-- AIM OF THE TASK --
Return all of the data exactly as written, without the pictures.

-- SOURCE DATA --
+-------+

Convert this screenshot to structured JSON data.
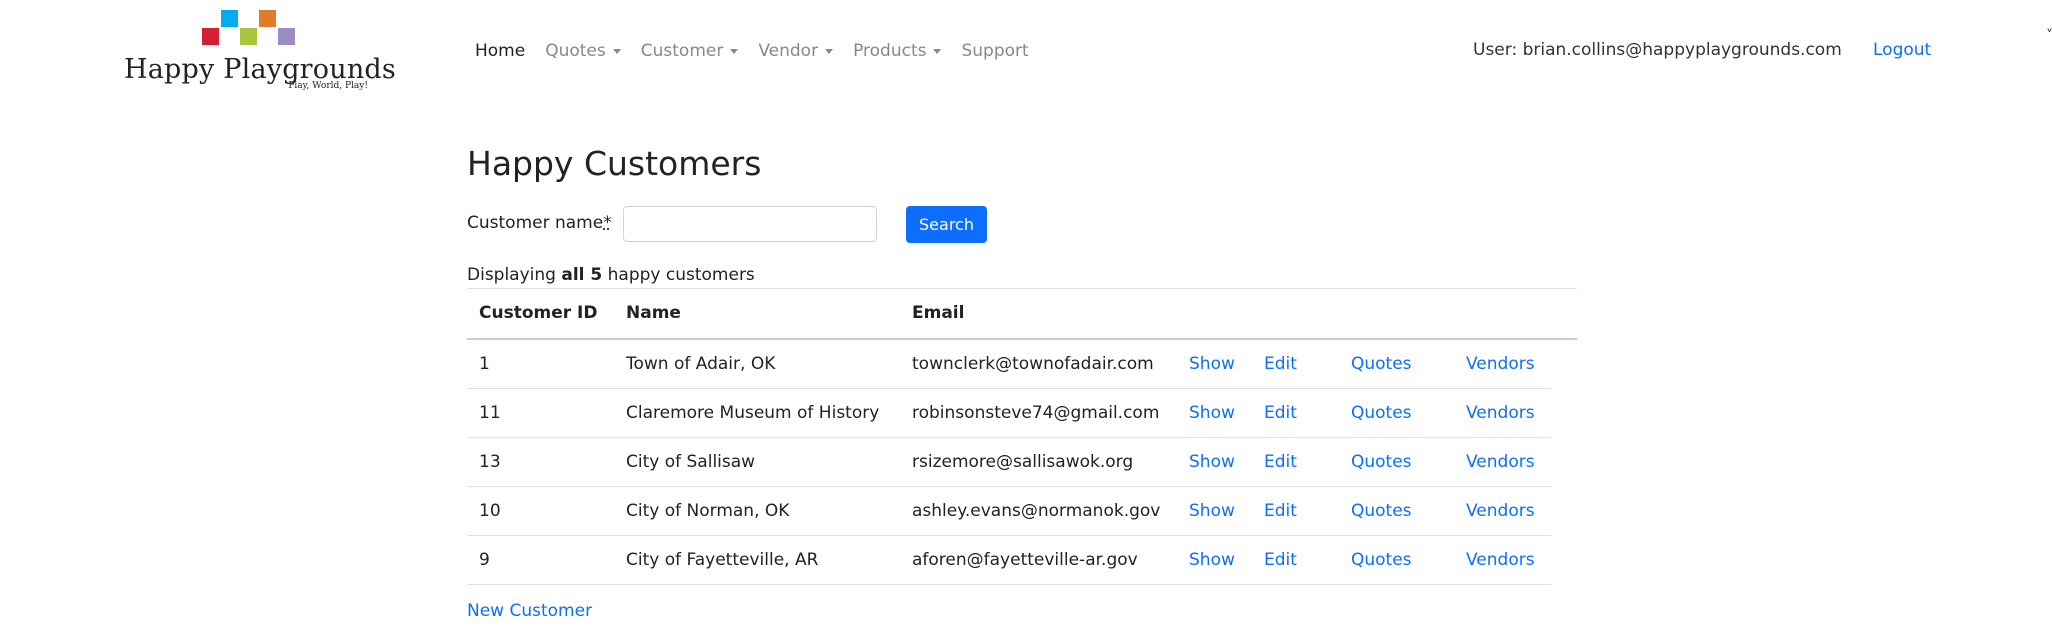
{
  "brand": {
    "name": "Happy Playgrounds",
    "tagline": "Play, World, Play!",
    "block_colors": [
      "#00aeef",
      "#e07b27",
      "#d42031",
      "#a8c73e",
      "#9c8cc4"
    ]
  },
  "nav": {
    "items": [
      {
        "label": "Home",
        "dropdown": false,
        "active": true
      },
      {
        "label": "Quotes",
        "dropdown": true,
        "active": false
      },
      {
        "label": "Customer",
        "dropdown": true,
        "active": false
      },
      {
        "label": "Vendor",
        "dropdown": true,
        "active": false
      },
      {
        "label": "Products",
        "dropdown": true,
        "active": false
      },
      {
        "label": "Support",
        "dropdown": false,
        "active": false
      }
    ],
    "user_label": "User: brian.collins@happyplaygrounds.com",
    "logout_label": "Logout"
  },
  "main": {
    "title": "Happy Customers",
    "search": {
      "label": "Customer name",
      "required_mark": "*",
      "value": "",
      "placeholder": "",
      "button_label": "Search"
    },
    "summary": {
      "prefix": "Displaying",
      "bold": "all 5",
      "suffix": "happy customers"
    },
    "table": {
      "headers": {
        "id": "Customer ID",
        "name": "Name",
        "email": "Email"
      },
      "action_labels": {
        "show": "Show",
        "edit": "Edit",
        "quotes": "Quotes",
        "vendors": "Vendors"
      },
      "rows": [
        {
          "id": "1",
          "name": "Town of Adair, OK",
          "email": "townclerk@townofadair.com"
        },
        {
          "id": "11",
          "name": "Claremore Museum of History",
          "email": "robinsonsteve74@gmail.com"
        },
        {
          "id": "13",
          "name": "City of Sallisaw",
          "email": "rsizemore@sallisawok.org"
        },
        {
          "id": "10",
          "name": "City of Norman, OK",
          "email": "ashley.evans@normanok.gov"
        },
        {
          "id": "9",
          "name": "City of Fayetteville, AR",
          "email": "aforen@fayetteville-ar.gov"
        }
      ]
    },
    "new_customer_label": "New Customer"
  },
  "colors": {
    "link": "#0d6efd",
    "primary_button": "#0d6efd",
    "nav_inactive": "#888888"
  }
}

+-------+

-- ANSWER SECTION --
Convert this screenshot to structured JSON data.
{
  "brand": {
    "name": "Happy Playgrounds",
    "tagline": "Play, World, Play!",
    "block_colors": [
      "#00aeef",
      "#e07b27",
      "#d42031",
      "#a8c73e",
      "#9c8cc4"
    ]
  },
  "nav": {
    "items": [
      {
        "label": "Home",
        "dropdown": false,
        "active": true
      },
      {
        "label": "Quotes",
        "dropdown": true,
        "active": false
      },
      {
        "label": "Customer",
        "dropdown": true,
        "active": false
      },
      {
        "label": "Vendor",
        "dropdown": true,
        "active": false
      },
      {
        "label": "Products",
        "dropdown": true,
        "active": false
      },
      {
        "label": "Support",
        "dropdown": false,
        "active": false
      }
    ],
    "user_label": "User: brian.collins@happyplaygrounds.com",
    "logout_label": "Logout"
  },
  "main": {
    "title": "Happy Customers",
    "search": {
      "label": "Customer name",
      "required_mark": "*",
      "value": "",
      "placeholder": "",
      "button_label": "Search"
    },
    "summary": {
      "prefix": "Displaying",
      "bold": "all 5",
      "suffix": "happy customers"
    },
    "table": {
      "headers": {
        "id": "Customer ID",
        "name": "Name",
        "email": "Email"
      },
      "action_labels": {
        "show": "Show",
        "edit": "Edit",
        "quotes": "Quotes",
        "vendors": "Vendors"
      },
      "rows": [
        {
          "id": "1",
          "name": "Town of Adair, OK",
          "email": "townclerk@townofadair.com"
        },
        {
          "id": "11",
          "name": "Claremore Museum of History",
          "email": "robinsonsteve74@gmail.com"
        },
        {
          "id": "13",
          "name": "City of Sallisaw",
          "email": "rsizemore@sallisawok.org"
        },
        {
          "id": "10",
          "name": "City of Norman, OK",
          "email": "ashley.evans@normanok.gov"
        },
        {
          "id": "9",
          "name": "City of Fayetteville, AR",
          "email": "aforen@fayetteville-ar.gov"
        }
      ]
    },
    "new_customer_label": "New Customer"
  },
  "colors": {
    "link": "#0d6efd",
    "primary_button": "#0d6efd",
    "nav_inactive": "#888888"
  }
}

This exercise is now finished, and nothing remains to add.